* Exercise goal: Check each line below for the word "сентября", and copy those that have it.

* Given information:
====

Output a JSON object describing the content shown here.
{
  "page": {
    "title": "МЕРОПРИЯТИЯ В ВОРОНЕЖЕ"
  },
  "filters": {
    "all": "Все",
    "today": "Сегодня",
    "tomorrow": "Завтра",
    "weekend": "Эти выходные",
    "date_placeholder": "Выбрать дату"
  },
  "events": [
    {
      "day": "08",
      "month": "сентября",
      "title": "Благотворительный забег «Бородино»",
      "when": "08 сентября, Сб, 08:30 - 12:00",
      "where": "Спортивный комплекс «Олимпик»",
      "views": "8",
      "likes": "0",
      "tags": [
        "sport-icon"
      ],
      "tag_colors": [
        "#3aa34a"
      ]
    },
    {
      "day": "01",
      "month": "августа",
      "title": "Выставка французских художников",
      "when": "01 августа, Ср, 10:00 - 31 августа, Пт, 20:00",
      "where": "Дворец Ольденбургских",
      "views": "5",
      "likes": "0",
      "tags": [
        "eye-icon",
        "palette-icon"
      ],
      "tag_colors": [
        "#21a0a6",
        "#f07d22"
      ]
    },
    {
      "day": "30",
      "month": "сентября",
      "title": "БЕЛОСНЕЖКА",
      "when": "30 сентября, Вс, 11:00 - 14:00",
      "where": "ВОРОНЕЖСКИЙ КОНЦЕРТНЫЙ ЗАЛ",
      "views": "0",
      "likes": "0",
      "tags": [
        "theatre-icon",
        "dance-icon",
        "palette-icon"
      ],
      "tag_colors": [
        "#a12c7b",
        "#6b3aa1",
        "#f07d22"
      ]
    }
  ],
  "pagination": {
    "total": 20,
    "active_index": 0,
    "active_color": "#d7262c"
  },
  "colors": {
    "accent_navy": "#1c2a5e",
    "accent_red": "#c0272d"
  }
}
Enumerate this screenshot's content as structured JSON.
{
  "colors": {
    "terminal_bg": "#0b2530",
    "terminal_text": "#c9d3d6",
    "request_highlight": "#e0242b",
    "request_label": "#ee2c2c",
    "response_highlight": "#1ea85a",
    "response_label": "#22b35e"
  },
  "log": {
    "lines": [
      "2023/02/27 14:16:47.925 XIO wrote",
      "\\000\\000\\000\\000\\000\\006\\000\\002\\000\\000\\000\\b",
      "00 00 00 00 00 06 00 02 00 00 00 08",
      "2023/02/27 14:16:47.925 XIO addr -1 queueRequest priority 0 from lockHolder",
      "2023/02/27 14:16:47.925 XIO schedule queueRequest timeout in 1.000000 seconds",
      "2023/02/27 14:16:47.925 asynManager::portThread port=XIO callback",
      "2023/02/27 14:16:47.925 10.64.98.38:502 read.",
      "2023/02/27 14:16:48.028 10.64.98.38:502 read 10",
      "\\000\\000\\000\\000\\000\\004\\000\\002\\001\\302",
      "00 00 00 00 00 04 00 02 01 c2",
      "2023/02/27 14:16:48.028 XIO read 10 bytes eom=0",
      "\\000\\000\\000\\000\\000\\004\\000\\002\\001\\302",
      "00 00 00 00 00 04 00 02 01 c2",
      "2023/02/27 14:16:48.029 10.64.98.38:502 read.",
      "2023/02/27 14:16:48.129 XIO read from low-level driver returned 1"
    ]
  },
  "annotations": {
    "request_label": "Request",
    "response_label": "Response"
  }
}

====

* The completed task:
      "month": "сентября",
      "when": "08 сентября, Сб, 08:30 - 12:00",
      "month": "сентября",
      "when": "30 сентября, Вс, 11:00 - 14:00",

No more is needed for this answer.